Alice0: Meet Abigail Warner, a professional 3D character artist in the year 2147. Her job is to make Mass Effect’s Thane Krios. Her job is to make only Thane Krios. Her job is to always make Thane Krios.
In the mid-21st century, the industry’s shift towards live service games and endless remasters and remakes brought an inevitable merge. The only big-budget games remaining are remakes of ancient games. These have existed for over a century in a perpetual state of being remade. So when Abigail finishes making Thane, the model goes live in the game and she starts a new Thane. Each subsequent Thane has marginally higher polygon and texture budgets to suit marginally newer hardware. This week, she decides, it is finally time to bump the polycount of each tooth on his vest’s zip from 7000 polygons to 7300.

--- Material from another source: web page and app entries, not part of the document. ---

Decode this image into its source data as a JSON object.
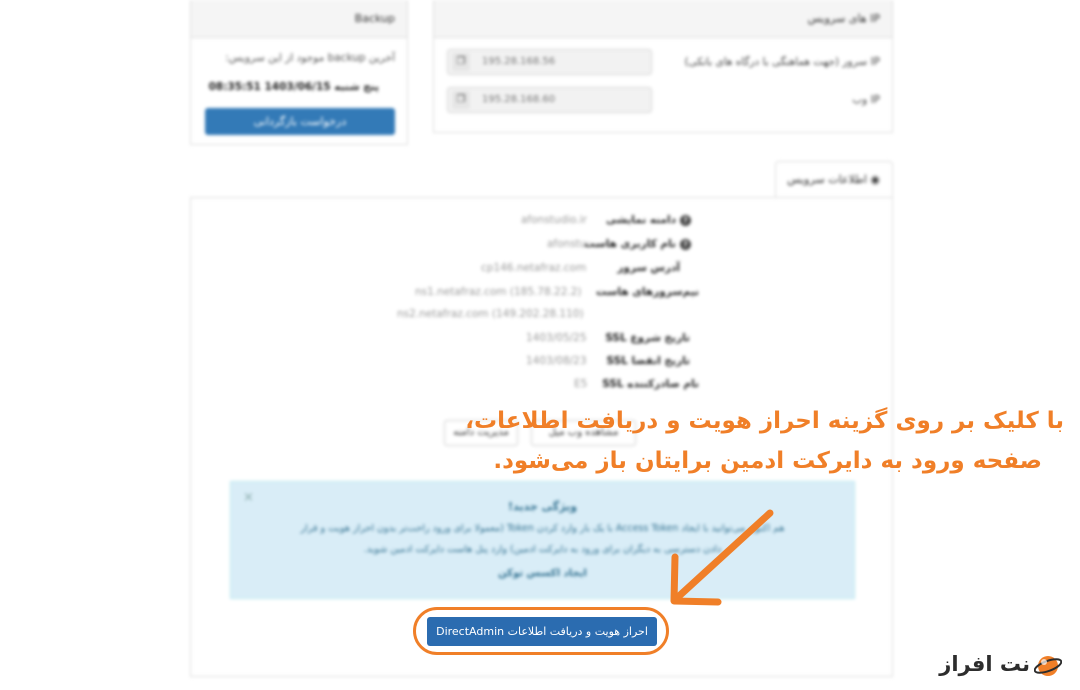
{
  "backup_panel": {
    "title": "Backup",
    "last_backup_label": "آخرین backup موجود از این سرویس:",
    "last_backup_value": "پنج شنبه 1403/06/15 08:35:51",
    "restore_button": "درخواست بازگردانی"
  },
  "service_ip_panel": {
    "title": "IP های سرویس",
    "rows": [
      {
        "label": "IP سرور (جهت هماهنگی با درگاه های بانکی)",
        "value": "195.28.168.56"
      },
      {
        "label": "IP وب",
        "value": "195.28.168.60"
      }
    ]
  },
  "tab": {
    "label": "اطلاعات سرویس"
  },
  "info_rows": [
    {
      "label": "دامنه نمایشی",
      "value": "afonstudio.ir",
      "has_icon": true
    },
    {
      "label": "نام کاربری هاست",
      "value": "afonstu",
      "has_icon": true
    },
    {
      "label": "آدرس سرور",
      "value": "cp146.netafraz.com",
      "has_icon": false
    },
    {
      "label": "نیم‌سرورهای هاست",
      "value": "ns1.netafraz.com (185.78.22.2)",
      "has_icon": false
    },
    {
      "label": "",
      "value": "ns2.netafraz.com (149.202.28.110)",
      "has_icon": false
    },
    {
      "label": "تاریخ شروع SSL",
      "value": "1403/05/25",
      "has_icon": false
    },
    {
      "label": "تاریخ انقضا SSL",
      "value": "1403/08/23",
      "has_icon": false
    },
    {
      "label": "نام صادرکننده SSL",
      "value": "E5",
      "has_icon": false
    }
  ],
  "action_buttons": {
    "manage_domain": "مدیریت دامنه",
    "webmail": "مشاهده وب میل"
  },
  "alert": {
    "title": "ویژگی جدید!",
    "line1": "هم اکنون می‌توانید با ایجاد Access Token با یک بار وارد کردن Token (معمولا برای ورود راحت‌تر بدون احراز هویت و قرار",
    "line2": "دادن دسترسی به دیگران برای ورود به دایرکت ادمین) وارد پنل هاست دایرکت ادمین شوید.",
    "link": "ایجاد اکسس توکن",
    "close": "×"
  },
  "main_button": "احراز هویت و دریافت اطلاعات DirectAdmin",
  "annotation": {
    "line1": "با کلیک بر روی گزینه احراز هویت و دریافت اطلاعات،",
    "line2": "صفحه ورود به دایرکت ادمین برایتان باز می‌شود.",
    "color": "#f07f28"
  },
  "logo": {
    "text": "نت افراز",
    "color": "#f07f28"
  }
}
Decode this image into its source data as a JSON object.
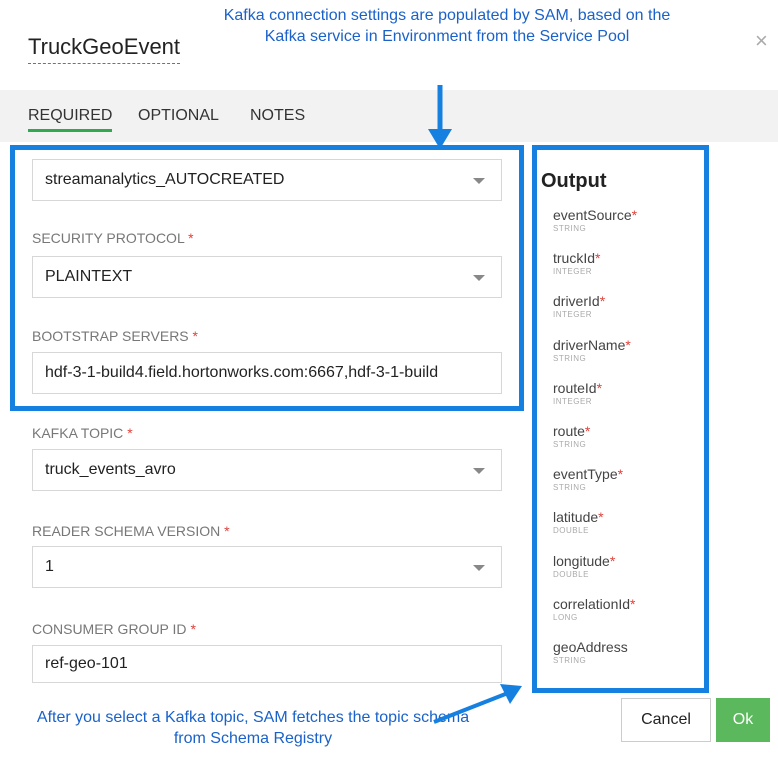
{
  "dialog": {
    "title": "TruckGeoEvent",
    "close_glyph": "×"
  },
  "annotations": {
    "top": "Kafka connection settings are populated by SAM, based on the Kafka service in Environment from the Service Pool",
    "bottom": "After you select a Kafka topic, SAM fetches the topic schema from Schema Registry"
  },
  "tabs": [
    {
      "label": "REQUIRED",
      "active": true
    },
    {
      "label": "OPTIONAL",
      "active": false
    },
    {
      "label": "NOTES",
      "active": false
    }
  ],
  "form": {
    "cluster_value": "streamanalytics_AUTOCREATED",
    "security_protocol": {
      "label": "SECURITY PROTOCOL",
      "value": "PLAINTEXT"
    },
    "bootstrap_servers": {
      "label": "BOOTSTRAP SERVERS",
      "value": "hdf-3-1-build4.field.hortonworks.com:6667,hdf-3-1-build"
    },
    "kafka_topic": {
      "label": "KAFKA TOPIC",
      "value": "truck_events_avro"
    },
    "reader_schema_version": {
      "label": "READER SCHEMA VERSION",
      "value": "1"
    },
    "consumer_group_id": {
      "label": "CONSUMER GROUP ID",
      "value": "ref-geo-101"
    },
    "required_marker": "*"
  },
  "output": {
    "title": "Output",
    "fields": [
      {
        "name": "eventSource",
        "type": "STRING",
        "required": true
      },
      {
        "name": "truckId",
        "type": "INTEGER",
        "required": true
      },
      {
        "name": "driverId",
        "type": "INTEGER",
        "required": true
      },
      {
        "name": "driverName",
        "type": "STRING",
        "required": true
      },
      {
        "name": "routeId",
        "type": "INTEGER",
        "required": true
      },
      {
        "name": "route",
        "type": "STRING",
        "required": true
      },
      {
        "name": "eventType",
        "type": "STRING",
        "required": true
      },
      {
        "name": "latitude",
        "type": "DOUBLE",
        "required": true
      },
      {
        "name": "longitude",
        "type": "DOUBLE",
        "required": true
      },
      {
        "name": "correlationId",
        "type": "LONG",
        "required": true
      },
      {
        "name": "geoAddress",
        "type": "STRING",
        "required": false
      }
    ]
  },
  "buttons": {
    "cancel": "Cancel",
    "ok": "Ok"
  },
  "colors": {
    "annotation_blue": "#1580e0",
    "ok_green": "#5cb85c",
    "required_red": "#e0403a",
    "tab_underline": "#2fa84f"
  }
}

Abigail is a third-generation Thanesmith. Publishers turned development jobs into inherited roles because it builds generational expertise while avoiding the time and expense of application processes. People are just grateful for a job. Children are expected to study at a parent’s side until they reach the legal working age of 7, at which point they become an apprentice. They will largely assist through chores like placing pores, formatting code, restarting crashed test scripts, or recording impact sounds, then assume the family role upon their parent’s burnout-related death. The assassin Krios killed Abigail’s father, and his mother before him.

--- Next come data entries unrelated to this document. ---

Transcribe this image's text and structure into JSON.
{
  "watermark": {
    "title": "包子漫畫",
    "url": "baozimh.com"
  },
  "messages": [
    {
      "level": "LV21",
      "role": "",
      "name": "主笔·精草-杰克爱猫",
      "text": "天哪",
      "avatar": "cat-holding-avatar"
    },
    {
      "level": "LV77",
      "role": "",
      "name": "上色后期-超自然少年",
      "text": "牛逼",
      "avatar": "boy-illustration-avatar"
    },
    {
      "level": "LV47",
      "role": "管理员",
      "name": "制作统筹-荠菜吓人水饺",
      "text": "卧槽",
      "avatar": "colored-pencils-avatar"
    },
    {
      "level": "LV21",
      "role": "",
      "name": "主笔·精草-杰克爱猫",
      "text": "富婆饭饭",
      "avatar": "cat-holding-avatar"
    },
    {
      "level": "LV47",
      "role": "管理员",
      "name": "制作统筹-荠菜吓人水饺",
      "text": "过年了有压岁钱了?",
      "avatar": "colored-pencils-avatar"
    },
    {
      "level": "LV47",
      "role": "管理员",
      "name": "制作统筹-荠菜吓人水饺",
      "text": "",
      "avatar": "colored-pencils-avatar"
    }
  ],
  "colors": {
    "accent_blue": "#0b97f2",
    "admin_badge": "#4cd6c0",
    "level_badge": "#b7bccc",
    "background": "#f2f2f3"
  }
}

Everyone Abigail meets is excited when they learn of her job. She found it funny, at first. Yes, she makes the lizard man people are horny for. She resents him. Sometimes, she takes this anger out on Thane with tiny tweaks. A slightly unflattering jacket cut on one Thane. A dullness to the eyes of another. Tiny acts of rebellion proving to herself that she is still alive. Abigail once spent 37 Thanes progressively raising one eyebrow (a drift slow enough for plausible deniability) to make the beast look foolishly quizzical. She only began migrating the brow back to its original position after an attentive fan launched a campaign which flooded her home with over 73,000 microtransaction death threats. Many of today’s games sell sanctioned death threats targeting individual developers because publishers realised rage was an untapped font of fan engagement. Abigail takes some comfort in knowing Thane’s fictional fate.
Abigail glances at the son brewing in a genepod on her desk. His tutelage will soon begin. For the family to survive, he must come to know that loathsome lizard’s face better than her own.